*** Records for processing ***
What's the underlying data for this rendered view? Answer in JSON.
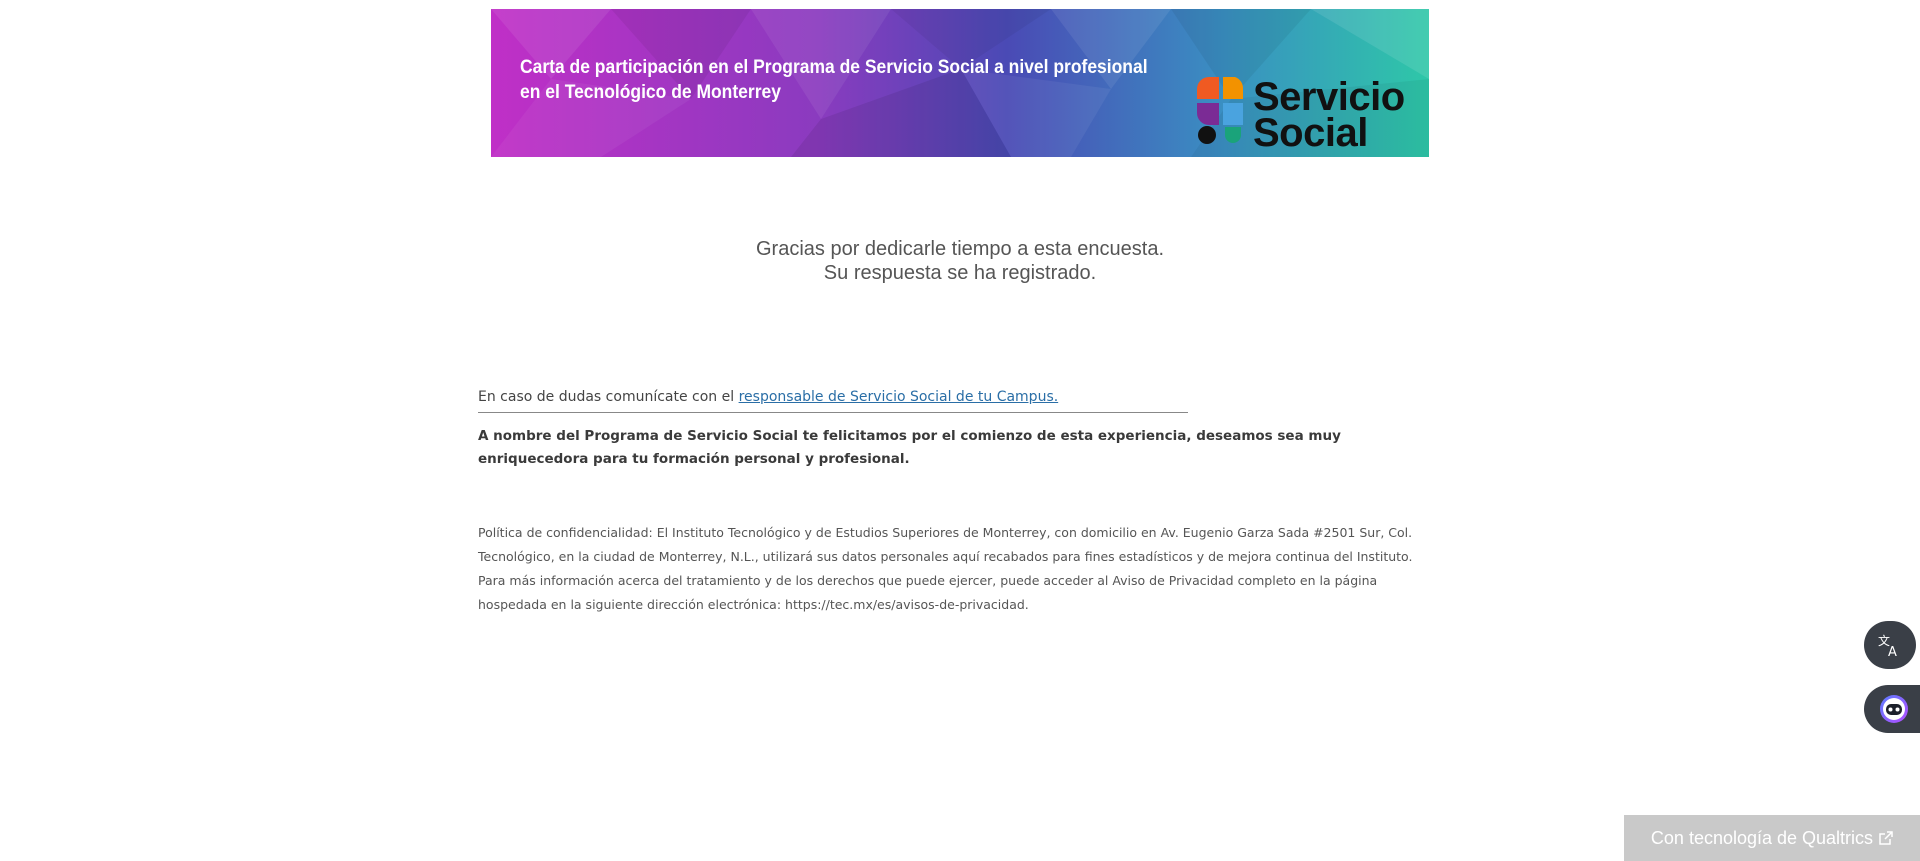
{
  "banner": {
    "title": "Carta de participación en el Programa de Servicio Social a nivel profesional en el Tecnológico de Monterrey",
    "logo_line1": "Servicio",
    "logo_line2": "Social",
    "colors": {
      "gradient_left": "#c02fc7",
      "gradient_mid": "#5a45b8",
      "gradient_right": "#2ec7a8"
    }
  },
  "thanks": {
    "line1": "Gracias por dedicarle tiempo a esta encuesta.",
    "line2": "Su respuesta se ha registrado."
  },
  "contact": {
    "prefix": "En caso de dudas comunícate con el ",
    "link_text": "responsable de Servicio Social de tu Campus."
  },
  "congrats": "A nombre del Programa de Servicio Social te felicitamos por el comienzo de esta experiencia, deseamos sea muy enriquecedora para tu formación personal y profesional.",
  "privacy": "Política de confidencialidad: El Instituto Tecnológico y de Estudios Superiores de Monterrey, con domicilio en Av. Eugenio Garza Sada #2501 Sur, Col. Tecnológico, en la ciudad de Monterrey, N.L., utilizará sus datos personales aquí recabados para fines estadísticos y de mejora continua del Instituto. Para más información acerca del tratamiento y de los derechos que puede ejercer, puede acceder al Aviso de Privacidad completo en la página hospedada en la siguiente dirección electrónica: https://tec.mx/es/avisos-de-privacidad.",
  "floating": {
    "translate_icon": "translate-icon",
    "assistant_icon": "assistant-icon"
  },
  "footer": {
    "powered_by": "Con tecnología de Qualtrics",
    "external_icon": "external-link-icon"
  }
}
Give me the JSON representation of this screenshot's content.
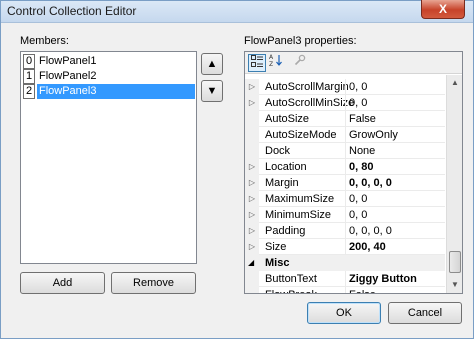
{
  "window": {
    "title": "Control Collection Editor",
    "close_glyph": "X"
  },
  "members": {
    "label": "Members:",
    "items": [
      {
        "index": "0",
        "name": "FlowPanel1",
        "selected": false
      },
      {
        "index": "1",
        "name": "FlowPanel2",
        "selected": false
      },
      {
        "index": "2",
        "name": "FlowPanel3",
        "selected": true
      }
    ],
    "move_up_glyph": "▲",
    "move_down_glyph": "▼",
    "add_label": "Add",
    "remove_label": "Remove"
  },
  "properties": {
    "label": "FlowPanel3 properties:",
    "toolbar": {
      "categorized_icon": "categorized-icon",
      "alphabetical_icon": "alphabetical-icon",
      "property_pages_icon": "property-pages-icon"
    },
    "rows": [
      {
        "type": "prop",
        "expand": "▷",
        "name": "AutoScrollMargin",
        "value": "0, 0",
        "bold": false
      },
      {
        "type": "prop",
        "expand": "▷",
        "name": "AutoScrollMinSize",
        "value": "0, 0",
        "bold": false
      },
      {
        "type": "prop",
        "expand": "",
        "name": "AutoSize",
        "value": "False",
        "bold": false
      },
      {
        "type": "prop",
        "expand": "",
        "name": "AutoSizeMode",
        "value": "GrowOnly",
        "bold": false
      },
      {
        "type": "prop",
        "expand": "",
        "name": "Dock",
        "value": "None",
        "bold": false
      },
      {
        "type": "prop",
        "expand": "▷",
        "name": "Location",
        "value": "0, 80",
        "bold": true
      },
      {
        "type": "prop",
        "expand": "▷",
        "name": "Margin",
        "value": "0, 0, 0, 0",
        "bold": true
      },
      {
        "type": "prop",
        "expand": "▷",
        "name": "MaximumSize",
        "value": "0, 0",
        "bold": false
      },
      {
        "type": "prop",
        "expand": "▷",
        "name": "MinimumSize",
        "value": "0, 0",
        "bold": false
      },
      {
        "type": "prop",
        "expand": "▷",
        "name": "Padding",
        "value": "0, 0, 0, 0",
        "bold": false
      },
      {
        "type": "prop",
        "expand": "▷",
        "name": "Size",
        "value": "200, 40",
        "bold": true
      },
      {
        "type": "category",
        "expand": "◢",
        "name": "Misc"
      },
      {
        "type": "prop",
        "expand": "",
        "name": "ButtonText",
        "value": "Ziggy Button",
        "bold": true
      },
      {
        "type": "prop",
        "expand": "",
        "name": "FlowBreak",
        "value": "False",
        "bold": false
      }
    ]
  },
  "footer": {
    "ok_label": "OK",
    "cancel_label": "Cancel"
  }
}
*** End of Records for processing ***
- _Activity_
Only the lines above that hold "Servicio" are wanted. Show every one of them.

- _Result of this exercise_
    "title": "Carta de participación en el Programa de Servicio Social a nivel profesional en el Tecnológico de Monterrey",
    "logo_line1": "Servicio",
    "link_text": "responsable de Servicio Social de tu Campus."
  "congrats": "A nombre del Programa de Servicio Social te felicitamos por el comienzo de esta experiencia, deseamos sea muy enriquecedora para tu formación personal y profesional.",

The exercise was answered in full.